**Task description**
If a record contains a picture, leave the picture out and copy everything else exactly.

**Data for processing**
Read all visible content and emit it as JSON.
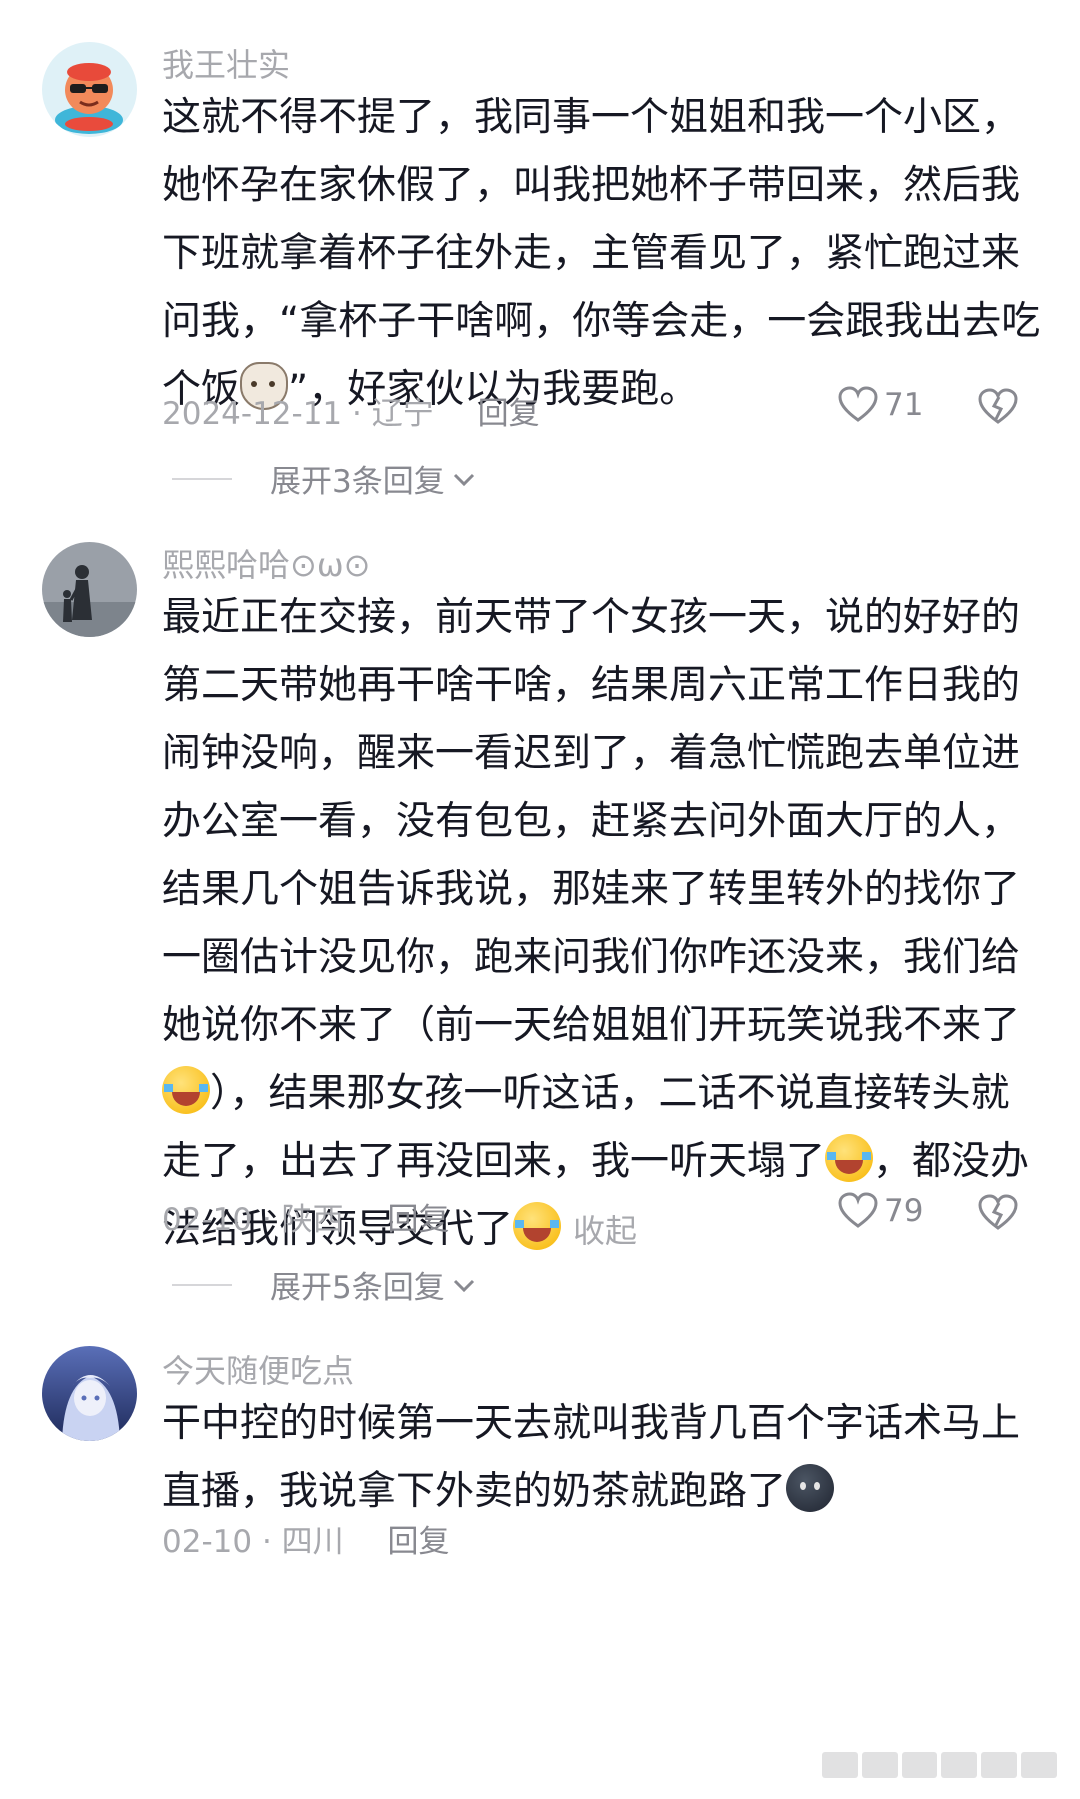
{
  "comments": [
    {
      "username": "我王壮实",
      "lines": [
        "这就不得不提了，我同事一个姐姐和我一个小区，",
        "她怀孕在家休假了，叫我把她杯子带回来，然后我",
        "下班就拿着杯子往外走，主管看见了，紧忙跑过来",
        "问我，“拿杯子干啥啊，你等会走，一会跟我出去吃"
      ],
      "last_line_start": "个饭",
      "last_line_end": "”，好家伙以为我要跑。",
      "date": "2024-12-11",
      "location": "辽宁",
      "reply_label": "回复",
      "likes": "71",
      "expand_label": "展开3条回复",
      "emoji": "cat-emoji"
    },
    {
      "username": "熙熙哈哈⊙ω⊙",
      "lines": [
        "最近正在交接，前天带了个女孩一天，说的好好的",
        "第二天带她再干啥干啥，结果周六正常工作日我的",
        "闹钟没响，醒来一看迟到了，着急忙慌跑去单位进",
        "办公室一看，没有包包，赶紧去问外面大厅的人，",
        "结果几个姐告诉我说，那娃来了转里转外的找你了",
        "一圈估计没见你，跑来问我们你咋还没来，我们给",
        "她说你不来了（前一天给姐姐们开玩笑说我不来了"
      ],
      "line8": "），结果那女孩一听这话，二话不说直接转头就",
      "line9_a": "走了，出去了再没回来，我一听天塌了",
      "line9_b": "，都没办",
      "line10": "法给我们领导交代了",
      "collapse_label": "收起",
      "date": "02-10",
      "location": "陕西",
      "reply_label": "回复",
      "likes": "79",
      "expand_label": "展开5条回复",
      "emoji": "laugh-cry-emoji"
    },
    {
      "username": "今天随便吃点",
      "lines": [
        "干中控的时候第一天去就叫我背几百个字话术马上"
      ],
      "line2": "直播，我说拿下外卖的奶茶就跑路了",
      "date": "02-10",
      "location": "四川",
      "reply_label": "回复",
      "emoji": "dark-face-emoji"
    }
  ],
  "colors": {
    "text": "#161823",
    "meta": "#a7a8ad",
    "background": "#ffffff"
  }
}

**Answer to the exercise**
Read all visible content and emit it as JSON.
{
  "comments": [
    {
      "username": "我王壮实",
      "lines": [
        "这就不得不提了，我同事一个姐姐和我一个小区，",
        "她怀孕在家休假了，叫我把她杯子带回来，然后我",
        "下班就拿着杯子往外走，主管看见了，紧忙跑过来",
        "问我，“拿杯子干啥啊，你等会走，一会跟我出去吃"
      ],
      "last_line_start": "个饭",
      "last_line_end": "”，好家伙以为我要跑。",
      "date": "2024-12-11",
      "location": "辽宁",
      "reply_label": "回复",
      "likes": "71",
      "expand_label": "展开3条回复",
      "emoji": "cat-emoji"
    },
    {
      "username": "熙熙哈哈⊙ω⊙",
      "lines": [
        "最近正在交接，前天带了个女孩一天，说的好好的",
        "第二天带她再干啥干啥，结果周六正常工作日我的",
        "闹钟没响，醒来一看迟到了，着急忙慌跑去单位进",
        "办公室一看，没有包包，赶紧去问外面大厅的人，",
        "结果几个姐告诉我说，那娃来了转里转外的找你了",
        "一圈估计没见你，跑来问我们你咋还没来，我们给",
        "她说你不来了（前一天给姐姐们开玩笑说我不来了"
      ],
      "line8": "），结果那女孩一听这话，二话不说直接转头就",
      "line9_a": "走了，出去了再没回来，我一听天塌了",
      "line9_b": "，都没办",
      "line10": "法给我们领导交代了",
      "collapse_label": "收起",
      "date": "02-10",
      "location": "陕西",
      "reply_label": "回复",
      "likes": "79",
      "expand_label": "展开5条回复",
      "emoji": "laugh-cry-emoji"
    },
    {
      "username": "今天随便吃点",
      "lines": [
        "干中控的时候第一天去就叫我背几百个字话术马上"
      ],
      "line2": "直播，我说拿下外卖的奶茶就跑路了",
      "date": "02-10",
      "location": "四川",
      "reply_label": "回复",
      "emoji": "dark-face-emoji"
    }
  ],
  "colors": {
    "text": "#161823",
    "meta": "#a7a8ad",
    "background": "#ffffff"
  }
}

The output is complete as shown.